1 part quicklime
1 part broken shells
1 part whole shells
1 part sand

Next comes the water. One needs to be very careful at this step because with the addition of water the slaking process, conversion of quicklime to Calcium Hydroxide of slaked lime, is a very rapid, exothermic reaction. Larger pebbles of quicklime can quickly release steam that can cause the mix to pop and splatter the highly alkali mix onto exposed skin or eyes.

The mix should be just wet enough to be able to tamp. Excess water will make the lime matrix weakened by voids as the water evaporates and take longer to achieve a sufficient compressive strength. Tabby can be hodded to the site with barrows. Balls of Tabby are made by hand and slung into wooden forms. The mix is then vigorously tamped from above.

With all of the rough oyster shell aggregate exposed at the surface, tabby walls are vulnerable to erosion from streaming water. Typically, like the wall itself, they were covered with a lime plaster using just the smaller crushed oyster shell and sand for aggregates. This render served as a sacrificial coat to protect the wall. The entire system is both aesthetically pleasing and very durable, proof of which being a number of colonial and early federal sites that have endured hundreds of years even without maintenance. 

Contributed by Patrick Webb

Thursday, April 23, 2015

Architectural Word of the Day; 151 - 160


A chariot drawn by four horses, typically driven by a one of the goddesses such as Victory, Peace, Triumph or Fame.
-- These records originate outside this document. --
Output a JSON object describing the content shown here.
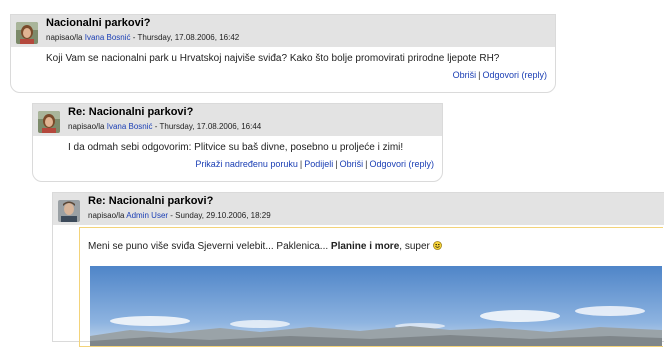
{
  "posts": [
    {
      "subject": "Nacionalni parkovi?",
      "written_by": "napisao/la",
      "author": "Ivana Bosnić",
      "date": "- Thursday, 17.08.2006, 16:42",
      "message": "Koji Vam se nacionalni park u Hrvatskoj najviše sviđa? Kako što bolje promovirati prirodne ljepote RH?",
      "commands": [
        "Obriši",
        "Odgovori (reply)"
      ]
    },
    {
      "subject": "Re: Nacionalni parkovi?",
      "written_by": "napisao/la",
      "author": "Ivana Bosnić",
      "date": "- Thursday, 17.08.2006, 16:44",
      "message": "I da odmah sebi odgovorim: Plitvice su baš divne, posebno u proljeće i zimi!",
      "commands": [
        "Prikaži nadređenu poruku",
        "Podijeli",
        "Obriši",
        "Odgovori (reply)"
      ]
    },
    {
      "subject": "Re: Nacionalni parkovi?",
      "written_by": "napisao/la",
      "author": "Admin User",
      "date": "- Sunday, 29.10.2006, 18:29",
      "message_start": "Meni se puno više sviđa Sjeverni velebit... Paklenica...",
      "message_bold": "Planine i more",
      "message_end": ", super"
    }
  ],
  "colors": {
    "header_bg": "#e3e3e3",
    "link": "#1a3eb4",
    "highlight_border": "#f3d37a"
  },
  "icons": [
    "woman-avatar-icon",
    "man-avatar-icon",
    "smiley-icon"
  ]
}
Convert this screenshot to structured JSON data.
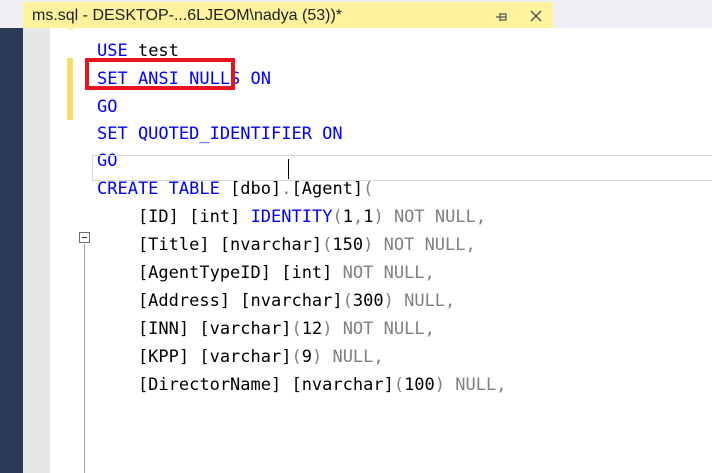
{
  "tab": {
    "title": "ms.sql - DESKTOP-...6LJEOM\\nadya (53))*"
  },
  "code_lines": [
    [
      {
        "t": "USE",
        "c": "kw"
      },
      {
        "t": " test",
        "c": "tx"
      }
    ],
    [
      {
        "t": "SET ANSI_NULLS ON",
        "c": "kw"
      }
    ],
    [
      {
        "t": "GO",
        "c": "kw"
      }
    ],
    [
      {
        "t": "SET QUOTED_IDENTIFIER ON",
        "c": "kw"
      }
    ],
    [
      {
        "t": "GO",
        "c": "kw"
      }
    ],
    [
      {
        "t": "CREATE TABLE",
        "c": "kw"
      },
      {
        "t": " [dbo]",
        "c": "tx"
      },
      {
        "t": ".",
        "c": "gr"
      },
      {
        "t": "[Agent]",
        "c": "tx"
      },
      {
        "t": "(",
        "c": "gr"
      }
    ],
    [
      {
        "t": "    [ID] ",
        "c": "tx"
      },
      {
        "t": "[int]",
        "c": "tx"
      },
      {
        "t": " ",
        "c": "tx"
      },
      {
        "t": "IDENTITY",
        "c": "kw"
      },
      {
        "t": "(",
        "c": "gr"
      },
      {
        "t": "1",
        "c": "tx"
      },
      {
        "t": ",",
        "c": "gr"
      },
      {
        "t": "1",
        "c": "tx"
      },
      {
        "t": ")",
        "c": "gr"
      },
      {
        "t": " NOT NULL,",
        "c": "gr"
      }
    ],
    [
      {
        "t": "    [Title] [nvarchar]",
        "c": "tx"
      },
      {
        "t": "(",
        "c": "gr"
      },
      {
        "t": "150",
        "c": "tx"
      },
      {
        "t": ")",
        "c": "gr"
      },
      {
        "t": " NOT NULL,",
        "c": "gr"
      }
    ],
    [
      {
        "t": "    [AgentTypeID] [int]",
        "c": "tx"
      },
      {
        "t": " NOT NULL,",
        "c": "gr"
      }
    ],
    [
      {
        "t": "    [Address] [nvarchar]",
        "c": "tx"
      },
      {
        "t": "(",
        "c": "gr"
      },
      {
        "t": "300",
        "c": "tx"
      },
      {
        "t": ")",
        "c": "gr"
      },
      {
        "t": " NULL,",
        "c": "gr"
      }
    ],
    [
      {
        "t": "    [INN] [varchar]",
        "c": "tx"
      },
      {
        "t": "(",
        "c": "gr"
      },
      {
        "t": "12",
        "c": "tx"
      },
      {
        "t": ")",
        "c": "gr"
      },
      {
        "t": " NOT NULL,",
        "c": "gr"
      }
    ],
    [
      {
        "t": "    [KPP] [varchar]",
        "c": "tx"
      },
      {
        "t": "(",
        "c": "gr"
      },
      {
        "t": "9",
        "c": "tx"
      },
      {
        "t": ")",
        "c": "gr"
      },
      {
        "t": " NULL,",
        "c": "gr"
      }
    ],
    [
      {
        "t": "    [DirectorName] [nvarchar]",
        "c": "tx"
      },
      {
        "t": "(",
        "c": "gr"
      },
      {
        "t": "100",
        "c": "tx"
      },
      {
        "t": ")",
        "c": "gr"
      },
      {
        "t": " NULL,",
        "c": "gr"
      }
    ]
  ],
  "colors": {
    "keyword": "#0000ff",
    "function": "#ff00ff",
    "gray": "#808080",
    "tab_active": "#fff29d",
    "highlight_box": "#e8141d",
    "change_bar": "#f3dd6b"
  },
  "icons": {
    "pin": "pin-icon",
    "close": "close-icon",
    "collapse": "collapse-icon"
  }
}
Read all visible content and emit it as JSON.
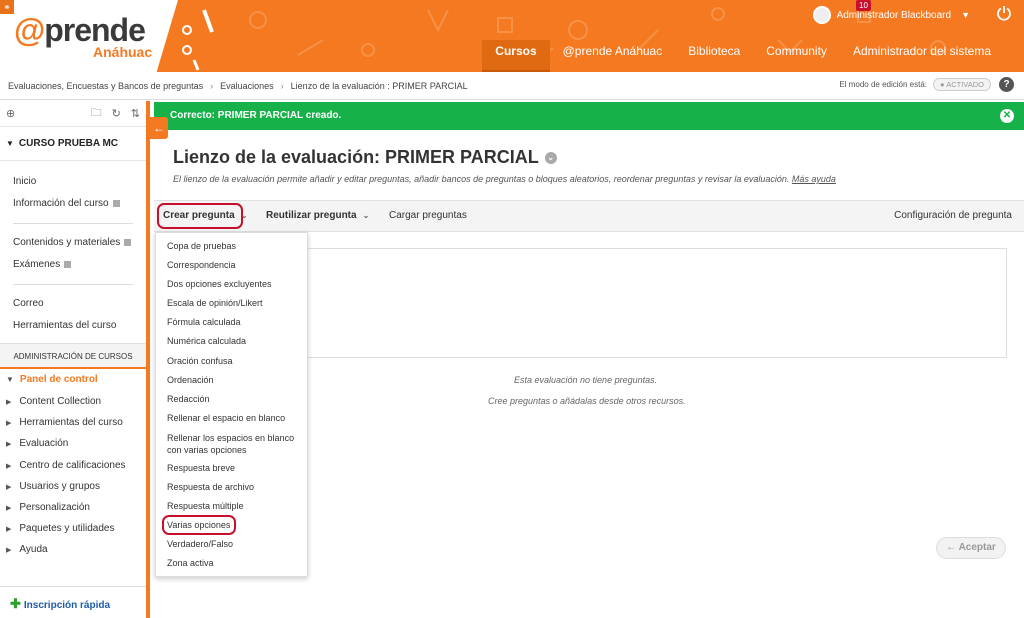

Very often a quadriga will be found surmounted upon a standing triumphal arch or an arch incorporated into a façade.


The precise term for the concave inner face of an arch or vault.


The convex visible outer face of an arch or vault. This well preserved bath complex by the Romans in Leptis Magna display extraordinary examples of visible extrados including a hemispherical dome, barrel, groin and segmental vaults.


Think "Gemini" or "twins", geminated columns are coupled. A frequent and enjoyable approach of support employed in cloistered Romanesque colonnades.


As every good head is supported by a neck, the Greeks decided their finest capitals should appear supported by a
NECKING band or "trachelion".

To take the anthropomorphic metaphor a bit further, I could imagine the alternating lotus and palmette motif of the Erechtheion trachelion as a kind of necklace.

As "trachelion" is Greek for "necking". The "hypo-" prefix means "under" so that the "hypotrachelion" indicates an element under the necking band.

In contrast to the Romans who would typically form an astragal or bead profile as a binding element between the capital and shaft below, the Greeks preferred to incise a deep groove, the hypotrachelion as a dividing element.


A column capital crowned with the stylized spreading leaves of the palm tree. This ancient example from the temple of Horus at Edfu casts some dramatic shadows under the Egyptian sun.


Latin for "little boys" or "children", the Putti were revived as a theme from antiquity and fattened up during the Renaissance. Despite a frequent effort to Christianize Putti as winged Cherubim, this only served to closely associate them with the pagan Roman god of desire CUPID.

Contributed by Patrick Webb